Feature flags based development is actually nothing new. It’s a development strategy that fell from grace somewhat but is now regaining popularity and has been widely adopted at Google, Facebook, and Amazon.
Feature flags or feature toggles once had their poor reputation because of the complexity they can introduce to the code. However, using the right tools can mitigate this risk. In the May 2020 Technology Radar, ThoughtWorks recommends adopting the feature toggles in the simplest possible form. The list of potential benefits and use cases is quite long and here are just a few examples.
You can imagine the situation in which a new feature is waiting for all the other services to be deployed before it can be made available to users. This is actually one of the important downsides of microservices-based architecture. Introducing new features can be complex as it requires the deployment of dependent services at once. When these are managed by separate teams with different roadmaps, it gets tough.
Feature flags that can simplify this dependency chain a lot. As soon as all the microservices are ready to go, the versions with the right flag can just be turned on. The new configuration is then deployed and all the services respond to this change accordingly.
In eCommerce, AB testing makes a lot of sense as the Conversion Rate from customer visits is the easiest parameter to track and compare between user sessions. If you run a few different versions of the product page and category page, you can figure out which version converts better.
Feature flags managed by platforms like LaunchDarkly or Firebase remote-config can be used to program even complex business logic for switching the flags on and off. The config is then cached, distributed via CDN, and provided as a JSON file to your native or web applications. If you mark the user segments in the Analytics API, you can easily track which segment converts better.
Soft launches, beta testing, or just testing new features on a number of clients on production are always great ideas before full-scale deployment. Sometimes, it’s called a Canary Release. With feature toggles, you can control your CDN or Proxy service (Varnish, nginx, or any other that’s open for scripting) and set how many users are designated to see the new version of the app or website and how many will see the legacy version.
Serverless functions (deployed to Amazon Lambda for example) are also a great way to manage feature flags. They can contain a custom business logic used to figure out the config values and to control the experiments.
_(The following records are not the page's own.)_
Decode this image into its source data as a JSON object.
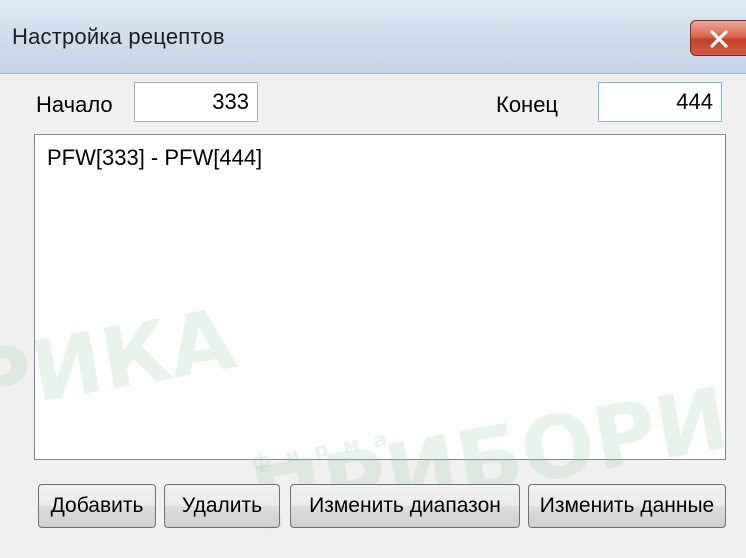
{
  "window": {
    "title": "Настройка рецептов",
    "close_icon": "close-x-icon"
  },
  "range": {
    "start_label": "Начало",
    "start_value": "333",
    "end_label": "Конец",
    "end_value": "444"
  },
  "recipe_list": {
    "items": [
      "PFW[333] - PFW[444]"
    ]
  },
  "buttons": {
    "add": "Добавить",
    "delete": "Удалить",
    "change_range": "Изменить диапазон",
    "change_data": "Изменить данные"
  },
  "watermark": {
    "line1": "РИКА",
    "line2": "ф и р м а",
    "line3": "ПРИБОРИ"
  },
  "colors": {
    "close_button": "#d9674f",
    "titlebar": "#cfdcec",
    "dialog_background": "#f0f0f0"
  }
}
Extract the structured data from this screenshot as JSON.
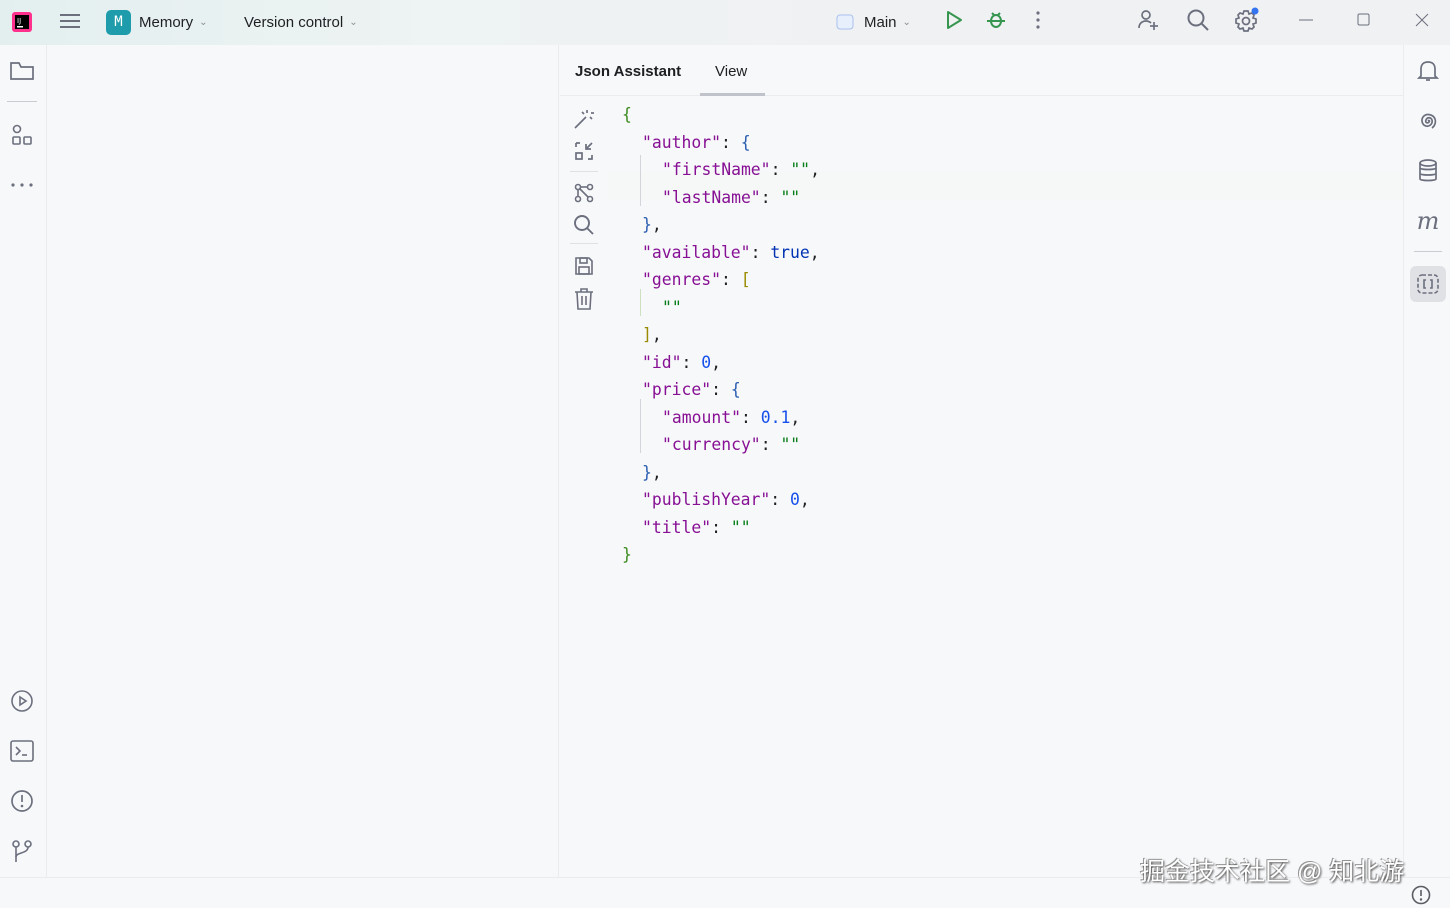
{
  "titlebar": {
    "project_initial": "M",
    "project_name": "Memory",
    "vcs_label": "Version control",
    "run_config": "Main"
  },
  "tool_window": {
    "tabs": [
      {
        "label": "Json Assistant",
        "active": false
      },
      {
        "label": "View",
        "active": true
      }
    ],
    "toolbar_icons": [
      "magic-wand-icon",
      "collapse-icon",
      "graph-icon",
      "search-icon",
      "save-icon",
      "trash-icon"
    ]
  },
  "json_view": {
    "lines": [
      {
        "indent": 0,
        "tokens": [
          [
            "{",
            "g1"
          ]
        ]
      },
      {
        "indent": 1,
        "tokens": [
          [
            "\"author\"",
            "k"
          ],
          [
            ": ",
            "p"
          ],
          [
            "{",
            "g2"
          ]
        ]
      },
      {
        "indent": 2,
        "tokens": [
          [
            "\"firstName\"",
            "k"
          ],
          [
            ": ",
            "p"
          ],
          [
            "\"\"",
            "s"
          ],
          [
            ",",
            "p"
          ]
        ]
      },
      {
        "indent": 2,
        "tokens": [
          [
            "\"lastName\"",
            "k"
          ],
          [
            ": ",
            "p"
          ],
          [
            "\"\"",
            "s"
          ]
        ]
      },
      {
        "indent": 1,
        "tokens": [
          [
            "}",
            "g2"
          ],
          [
            ",",
            "p"
          ]
        ]
      },
      {
        "indent": 1,
        "tokens": [
          [
            "\"available\"",
            "k"
          ],
          [
            ": ",
            "p"
          ],
          [
            "true",
            "b"
          ],
          [
            ",",
            "p"
          ]
        ]
      },
      {
        "indent": 1,
        "tokens": [
          [
            "\"genres\"",
            "k"
          ],
          [
            ": ",
            "p"
          ],
          [
            "[",
            "g3"
          ]
        ]
      },
      {
        "indent": 2,
        "tokens": [
          [
            "\"\"",
            "s"
          ]
        ]
      },
      {
        "indent": 1,
        "tokens": [
          [
            "]",
            "g3"
          ],
          [
            ",",
            "p"
          ]
        ]
      },
      {
        "indent": 1,
        "tokens": [
          [
            "\"id\"",
            "k"
          ],
          [
            ": ",
            "p"
          ],
          [
            "0",
            "n"
          ],
          [
            ",",
            "p"
          ]
        ]
      },
      {
        "indent": 1,
        "tokens": [
          [
            "\"price\"",
            "k"
          ],
          [
            ": ",
            "p"
          ],
          [
            "{",
            "g2"
          ]
        ]
      },
      {
        "indent": 2,
        "tokens": [
          [
            "\"amount\"",
            "k"
          ],
          [
            ": ",
            "p"
          ],
          [
            "0.1",
            "n"
          ],
          [
            ",",
            "p"
          ]
        ]
      },
      {
        "indent": 2,
        "tokens": [
          [
            "\"currency\"",
            "k"
          ],
          [
            ": ",
            "p"
          ],
          [
            "\"\"",
            "s"
          ]
        ]
      },
      {
        "indent": 1,
        "tokens": [
          [
            "}",
            "g2"
          ],
          [
            ",",
            "p"
          ]
        ]
      },
      {
        "indent": 1,
        "tokens": [
          [
            "\"publishYear\"",
            "k"
          ],
          [
            ": ",
            "p"
          ],
          [
            "0",
            "n"
          ],
          [
            ",",
            "p"
          ]
        ]
      },
      {
        "indent": 1,
        "tokens": [
          [
            "\"title\"",
            "k"
          ],
          [
            ": ",
            "p"
          ],
          [
            "\"\"",
            "s"
          ]
        ]
      },
      {
        "indent": 0,
        "tokens": [
          [
            "}",
            "g1"
          ]
        ]
      }
    ]
  },
  "watermark": "掘金技术社区 @ 知北游",
  "colors": {
    "accent": "#3574f0",
    "project_badge": "#1e9cab",
    "run": "#369650"
  }
}
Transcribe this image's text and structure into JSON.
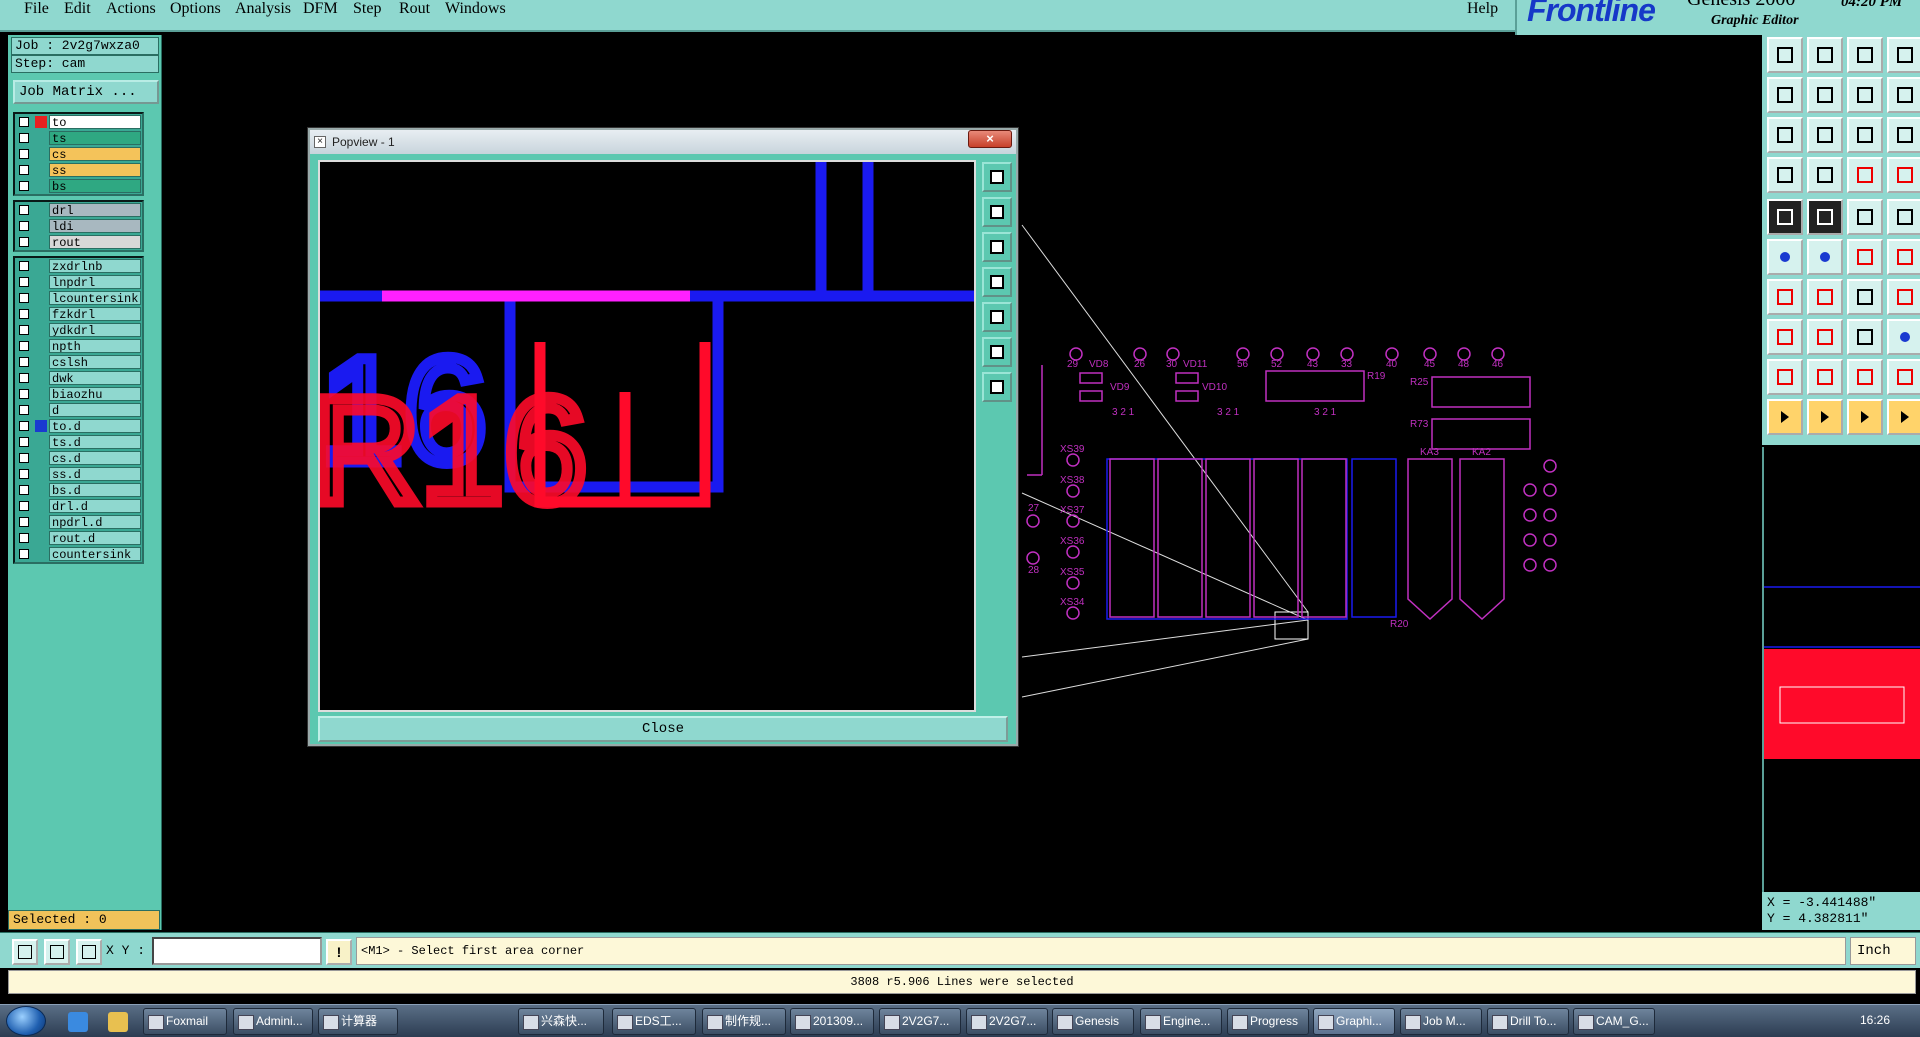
{
  "menu": [
    "File",
    "Edit",
    "Actions",
    "Options",
    "Analysis",
    "DFM",
    "Step",
    "Rout",
    "Windows"
  ],
  "help": "Help",
  "brand": {
    "logo": "Frontline",
    "product": "Genesis 2000",
    "subtitle": "Graphic Editor",
    "time": "04:20 PM"
  },
  "job": "Job : 2v2g7wxza0",
  "step": "Step: cam",
  "job_matrix": "Job Matrix ...",
  "layer_groups": [
    [
      {
        "name": "to",
        "swatch": "#e82020",
        "bg": "#ffffff"
      },
      {
        "name": "ts",
        "swatch": "",
        "bg": "#2fa882"
      },
      {
        "name": "cs",
        "swatch": "",
        "bg": "#f4c35a"
      },
      {
        "name": "ss",
        "swatch": "",
        "bg": "#f4c35a"
      },
      {
        "name": "bs",
        "swatch": "",
        "bg": "#2fa882"
      }
    ],
    [
      {
        "name": "drl",
        "swatch": "",
        "bg": "#a8b8c0"
      },
      {
        "name": "ldi",
        "swatch": "",
        "bg": "#a8b8c0"
      },
      {
        "name": "rout",
        "swatch": "",
        "bg": "#d8d8d8"
      }
    ],
    [
      {
        "name": "zxdrlnb",
        "swatch": "",
        "bg": "#8fd8cf"
      },
      {
        "name": "lnpdrl",
        "swatch": "",
        "bg": "#8fd8cf"
      },
      {
        "name": "lcountersink",
        "swatch": "",
        "bg": "#8fd8cf"
      },
      {
        "name": "fzkdrl",
        "swatch": "",
        "bg": "#8fd8cf"
      },
      {
        "name": "ydkdrl",
        "swatch": "",
        "bg": "#8fd8cf"
      },
      {
        "name": "npth",
        "swatch": "",
        "bg": "#8fd8cf"
      },
      {
        "name": "cslsh",
        "swatch": "",
        "bg": "#8fd8cf"
      },
      {
        "name": "dwk",
        "swatch": "",
        "bg": "#8fd8cf"
      },
      {
        "name": "biaozhu",
        "swatch": "",
        "bg": "#8fd8cf"
      },
      {
        "name": "d",
        "swatch": "",
        "bg": "#8fd8cf"
      },
      {
        "name": "to.d",
        "swatch": "#1a3ad0",
        "bg": "#8fd8cf"
      },
      {
        "name": "ts.d",
        "swatch": "",
        "bg": "#8fd8cf"
      },
      {
        "name": "cs.d",
        "swatch": "",
        "bg": "#8fd8cf"
      },
      {
        "name": "ss.d",
        "swatch": "",
        "bg": "#8fd8cf"
      },
      {
        "name": "bs.d",
        "swatch": "",
        "bg": "#8fd8cf"
      },
      {
        "name": "drl.d",
        "swatch": "",
        "bg": "#8fd8cf"
      },
      {
        "name": "npdrl.d",
        "swatch": "",
        "bg": "#8fd8cf"
      },
      {
        "name": "rout.d",
        "swatch": "",
        "bg": "#8fd8cf"
      },
      {
        "name": "countersink",
        "swatch": "",
        "bg": "#8fd8cf"
      }
    ]
  ],
  "selected": "Selected : 0",
  "popview": {
    "title": "Popview - 1",
    "close_x": "×",
    "close_label": "Close",
    "text_blue": "16",
    "text_red": "R16"
  },
  "board_labels": [
    {
      "t": "29"
    },
    {
      "t": "VD8"
    },
    {
      "t": "26"
    },
    {
      "t": "30"
    },
    {
      "t": "VD11"
    },
    {
      "t": "56"
    },
    {
      "t": "52"
    },
    {
      "t": "43"
    },
    {
      "t": "33"
    },
    {
      "t": "40"
    },
    {
      "t": "45"
    },
    {
      "t": "48"
    },
    {
      "t": "46"
    },
    {
      "t": "VD9"
    },
    {
      "t": "VD10"
    },
    {
      "t": "R19"
    },
    {
      "t": "R25"
    },
    {
      "t": "R73"
    },
    {
      "t": "XS39"
    },
    {
      "t": "XS38"
    },
    {
      "t": "XS37"
    },
    {
      "t": "XS36"
    },
    {
      "t": "XS35"
    },
    {
      "t": "XS34"
    },
    {
      "t": "27"
    },
    {
      "t": "28"
    },
    {
      "t": "KA3"
    },
    {
      "t": "KA2"
    },
    {
      "t": "R20"
    },
    {
      "t": "3 2 1"
    }
  ],
  "coords": {
    "x": "X = -3.441488\"",
    "y": "Y = 4.382811\""
  },
  "cmd": {
    "xy_label": "X Y :",
    "xy_value": "",
    "warn": "!",
    "prompt": "<M1> - Select first area corner",
    "units": "Inch"
  },
  "status": "3808 r5.906 Lines were selected",
  "taskbar": {
    "tasks": [
      "Foxmail",
      "Admini...",
      "计算器",
      "兴森快...",
      "EDS工...",
      "制作规...",
      "201309...",
      "2V2G7...",
      "2V2G7...",
      "Genesis",
      "Engine...",
      "Progress",
      "Graphi...",
      "Job M...",
      "Drill To...",
      "CAM_G..."
    ],
    "time": "16:26"
  },
  "colors": {
    "panel": "#5cc8b0",
    "menubar": "#8fd8cf",
    "trace_blue": "#1a1af0",
    "trace_red": "#ff0a2a",
    "silk": "#c030c0"
  }
}
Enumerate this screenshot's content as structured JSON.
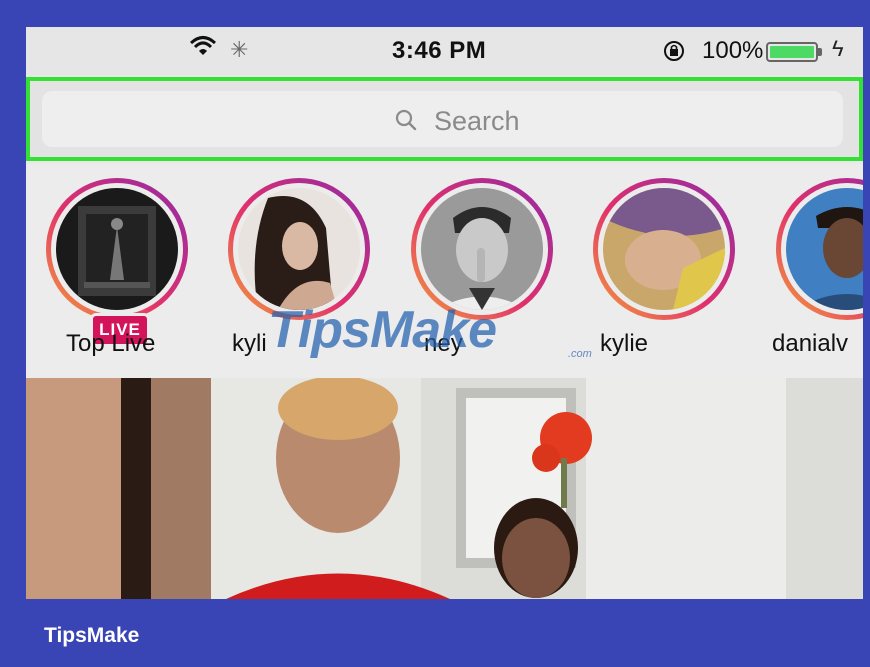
{
  "statusbar": {
    "time": "3:46 PM",
    "battery_percent": "100%",
    "battery_level": 1.0,
    "icons": [
      "wifi-icon",
      "loading-spinner-icon",
      "orientation-lock-icon",
      "battery-icon",
      "charging-bolt-icon"
    ]
  },
  "search": {
    "placeholder": "Search",
    "highlight_color": "#34e034"
  },
  "stories": [
    {
      "label": "Top Live",
      "live": true,
      "live_label": "LIVE"
    },
    {
      "label": "kyli",
      "live": false
    },
    {
      "label": "ney",
      "live": false
    },
    {
      "label": "kylie",
      "live": false
    },
    {
      "label": "danialv",
      "live": false
    }
  ],
  "watermark": {
    "text": "TipsMake",
    "suffix": ".com"
  },
  "footer": {
    "brand": "TipsMake"
  },
  "colors": {
    "frame": "#3a45b5",
    "live_badge": "#d4145a",
    "story_ring_start": "#f4a13a",
    "story_ring_end": "#8f2aa8"
  }
}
Feature flags are a great way to experiment on production, to sync services, and actually control the application. This is particularly true in a distributed environment. I suggest using a structuralized way of managing the toggles – for example, by using the Firebase remote-config.
You can read success stories of using feature toggles on Instagram and Google.
If you’re worried about how this “conditional development” might prevent your team from following best OOP principles, there is a whole set of design patterns (including Factory and Strategy) that can be used across the codebase to separate the feature flags management from the actual business logic in the code. Using the standardized platform and the config data format will let you control all the services, no matter the programming language or the framework they were built with.